Joe Jonas, Swizz Beatz
House of Vans
Wednesday, July 6
Better than: Not seeing Joe Jonas at a skate park in Greenpoint?
My companion described the House of Vans as the result of a Brooklyn-wide fever dream about the popular ideal of a “Brooklyn party,” vomited into a warehouse. There were handlebar mustaches, short-shorts worn with ankle boots, and too many hair bows. Throwing Joe Jonas into the mix was walking the fine line of irony—would drinking sponsored booze while watching a member of the Jonas Brothers do his thing be too mainstream of an act, or would watching him perform set ironically complement said beer? The crowd seemed to be split 50-50 on the topic.
When Joe’s band started to take the stage, my friend asked “Is that him, is that Joe Jonas?” about every guy that entered. No, we said in something of a defense, that dude in the horribly retro blazer could not be Joe Jonas—we then had to eat our words when Joe walked on stage in an equally horrible blazer that should have been mothballed 30 years ago.
Joe is embracing “his longtime love of electro-beats” on his forthcoming solo album, according to the Paper cover story that was the impetus for the party. It’s a route previously (if only moderately successfully) taken by ‘NSync’s J.C. Chasez, and last night it involved way too many dancers for a four-song set. What is it like to be a male backing up Joe Jonas? Is this the ideal opportunity for someone who was in an unsuccessful boy band seven years ago? Do you hate wearing the blazers required, or do they complement your own style?
Thanks to the subpar sound system, the songs themselves were a little difficult to distinguish from one another. Jonas entered to “Love Slayer,” an electro-heavy track where he promised to be on his worst behavior and stay up all night—definitely a far cry from the Brothers’ purity-ring past. “Just In Love With You” followed, and so did the first appearance of a lady backup dancer. While his male dancers played double-duty as singers, the female dancers only served to grind up on Joe every so often. They were great dancers, but the stage became a tad overcrowded for an event with less than 300 people in attendance. The set quickly transitioned into “Fast Life,” the title track from his forthcoming album, and the staging and sound briefly evoked Chasez’s bandmate Justin Timberlake. But overall Joe’s more of a JC than a Justin, and that’s not a putdown by any stretch. (Plus, anything is better than being a Kirkpatrick.)

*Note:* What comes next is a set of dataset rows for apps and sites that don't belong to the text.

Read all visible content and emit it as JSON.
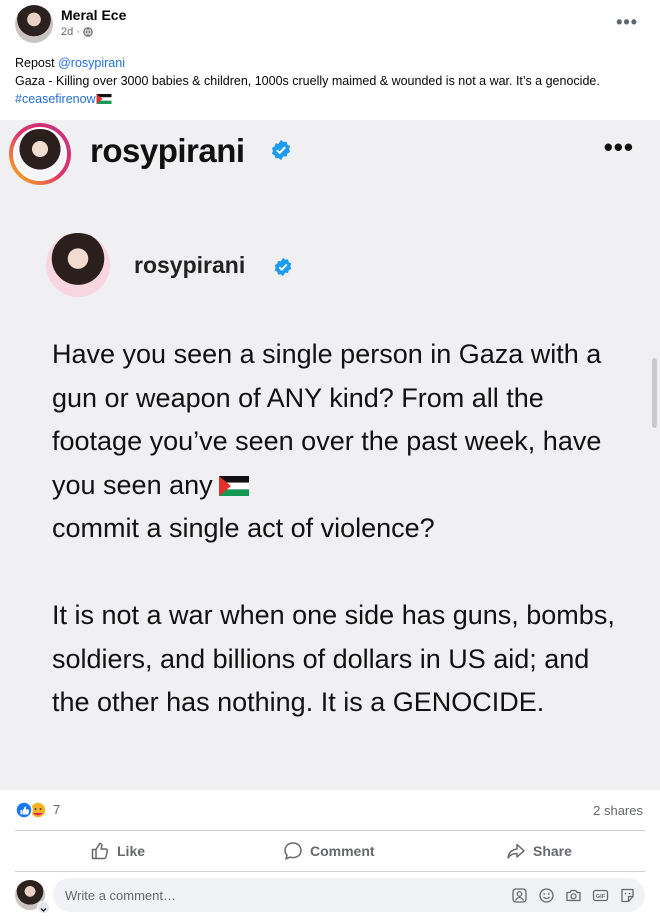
{
  "post": {
    "author": "Meral Ece",
    "time": "2d ·",
    "caption": {
      "repost_prefix": "Repost ",
      "repost_handle": "@rosypirani",
      "body": "Gaza - Killing over 3000 babies & children, 1000s cruelly maimed & wounded is not a war. It’s a genocide. ",
      "hashtag": "#ceasefirenow"
    }
  },
  "shared_image": {
    "outer_username": "rosypirani",
    "inner_username": "rosypirani",
    "paragraph_1_before_flag": "Have you seen a single person in Gaza with a gun or weapon of ANY kind? From all the footage you’ve seen over the past week, have you seen any",
    "paragraph_1_after_flag": "commit a single act of violence?",
    "paragraph_2": "It is not a war when one side has guns, bombs, soldiers, and billions of dollars in US aid; and the other has nothing. It is a GENOCIDE."
  },
  "stats": {
    "reactions_count": "7",
    "shares": "2 shares"
  },
  "actions": {
    "like": "Like",
    "comment": "Comment",
    "share": "Share"
  },
  "comment_box": {
    "placeholder": "Write a comment…"
  },
  "icons": {
    "globe": "globe-icon",
    "verified": "verified-badge-icon",
    "flag": "palestine-flag-icon",
    "like_reaction": "like-reaction-icon",
    "care_reaction": "care-reaction-icon",
    "like": "thumbs-up-icon",
    "comment": "speech-bubble-icon",
    "share": "share-arrow-icon",
    "avatar_sticker": "avatar-sticker-icon",
    "emoji": "emoji-icon",
    "camera": "camera-icon",
    "gif": "gif-icon",
    "sticker": "sticker-icon"
  },
  "colors": {
    "link": "#216fdb",
    "verified": "#1d9bf0",
    "muted": "#65676b",
    "image_bg": "#f0f0f2"
  }
}
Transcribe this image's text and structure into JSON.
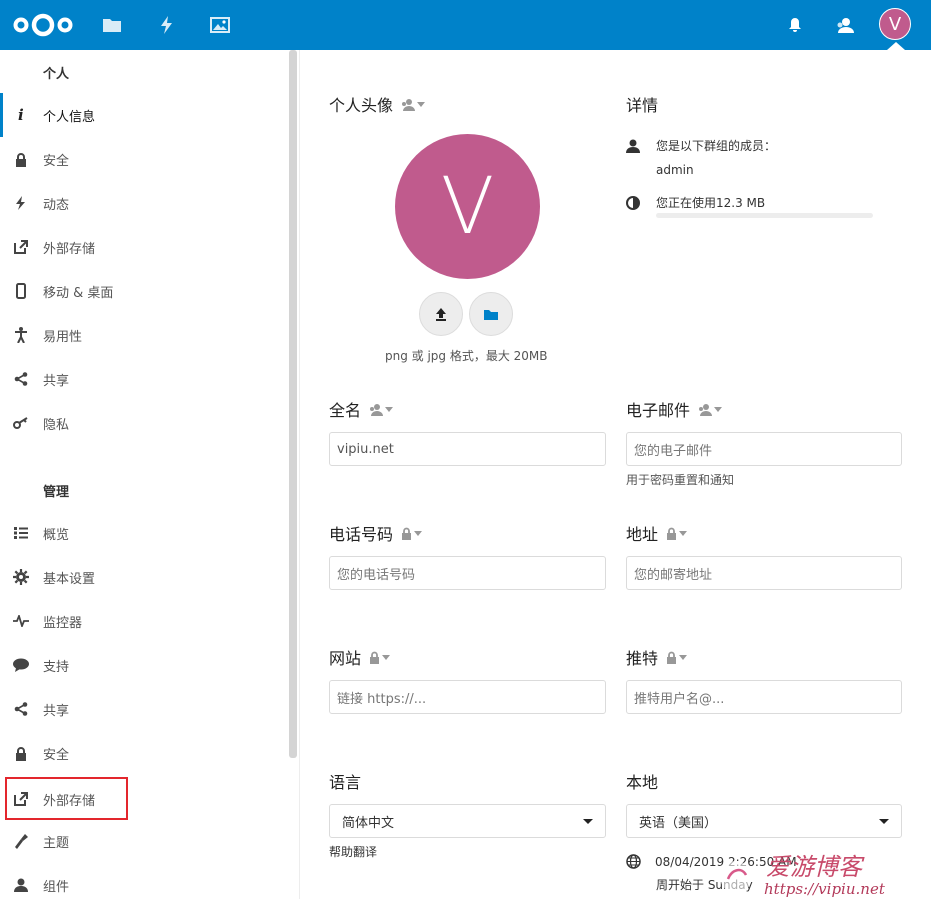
{
  "header": {
    "user_initial": "V",
    "avatar_color": "#c05b8d",
    "brand_color": "#0082c9",
    "app_icons": [
      "files-icon",
      "activity-icon",
      "gallery-icon"
    ],
    "right_icons": [
      "notifications-icon",
      "contacts-icon"
    ]
  },
  "sidebar": {
    "personal_title": "个人",
    "personal_items": [
      {
        "label": "个人信息",
        "icon": "info-icon",
        "active": true
      },
      {
        "label": "安全",
        "icon": "lock-icon"
      },
      {
        "label": "动态",
        "icon": "activity-icon"
      },
      {
        "label": "外部存储",
        "icon": "external-icon"
      },
      {
        "label": "移动 & 桌面",
        "icon": "mobile-icon"
      },
      {
        "label": "易用性",
        "icon": "accessibility-icon"
      },
      {
        "label": "共享",
        "icon": "share-icon"
      },
      {
        "label": "隐私",
        "icon": "key-icon"
      }
    ],
    "admin_title": "管理",
    "admin_items": [
      {
        "label": "概览",
        "icon": "list-icon"
      },
      {
        "label": "基本设置",
        "icon": "gear-icon"
      },
      {
        "label": "监控器",
        "icon": "monitor-icon"
      },
      {
        "label": "支持",
        "icon": "comment-icon"
      },
      {
        "label": "共享",
        "icon": "share-icon"
      },
      {
        "label": "安全",
        "icon": "lock-icon"
      },
      {
        "label": "外部存储",
        "icon": "external-icon"
      },
      {
        "label": "主题",
        "icon": "theming-icon"
      },
      {
        "label": "组件",
        "icon": "user-icon"
      }
    ]
  },
  "profile": {
    "avatar_title": "个人头像",
    "avatar_initial": "V",
    "avatar_hint": "png 或 jpg 格式，最大 20MB",
    "details_title": "详情",
    "groups_label": "您是以下群组的成员：",
    "group_name": "admin",
    "quota_label": "您正在使用12.3 MB",
    "quota_fraction": 0.0,
    "fullname": {
      "label": "全名",
      "value": "vipiu.net"
    },
    "email": {
      "label": "电子邮件",
      "placeholder": "您的电子邮件",
      "hint": "用于密码重置和通知"
    },
    "phone": {
      "label": "电话号码",
      "placeholder": "您的电话号码"
    },
    "address": {
      "label": "地址",
      "placeholder": "您的邮寄地址"
    },
    "website": {
      "label": "网站",
      "placeholder": "链接 https://..."
    },
    "twitter": {
      "label": "推特",
      "placeholder": "推特用户名@..."
    },
    "language": {
      "label": "语言",
      "value": "简体中文",
      "help": "帮助翻译"
    },
    "locale": {
      "label": "本地",
      "value": "英语（美国）",
      "time": "08/04/2019 2:26:50 AM",
      "week_start": "周开始于 Sunday"
    }
  },
  "watermark": {
    "title": "爱游博客",
    "url": "https://vipiu.net"
  }
}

“See No More,” the finale and current single, was the most pop-oriented of the tracks; its video reeks of Enrique, except Joe’s shirt stays on the entire time. In the live performance he did edge a little more risqué, removing his blazer and unveiling of his arms, which the crowd appreciated quite unironically.
Swizz Beatz followed, singing over songs he did and did not produce (LMFAO, really?) while mumbling into the mic unintelligibly. The crowd was clearly more engaged by this hit list, but the heat became unbearable and we fled before the official end, only to stumble into a gaggle of young women who were barely old enough to attend the free-beer-soaked event and were still sticking around waiting for Joe to exit. Or maybe they were looking for an invite to a Bushwick loft party starring Justin Bieber.
Critical bias: Seriously, Schizophrenic, the lone Chasez album to see the light of day, is chronically underappreciated.
Overheard (on Twitter): “Are Joe jonas’ biceps kidding? #notheyareserious”—@ItsLauraTime
Notebook dump: The free ice cream was delicious, but there wasn’t a single drop of water at the venue and beer and ice cream don’t exactly pair well.
I’m Just In Love With You
See No More
This article from the Village Voice Archive was posted on July 7, 2011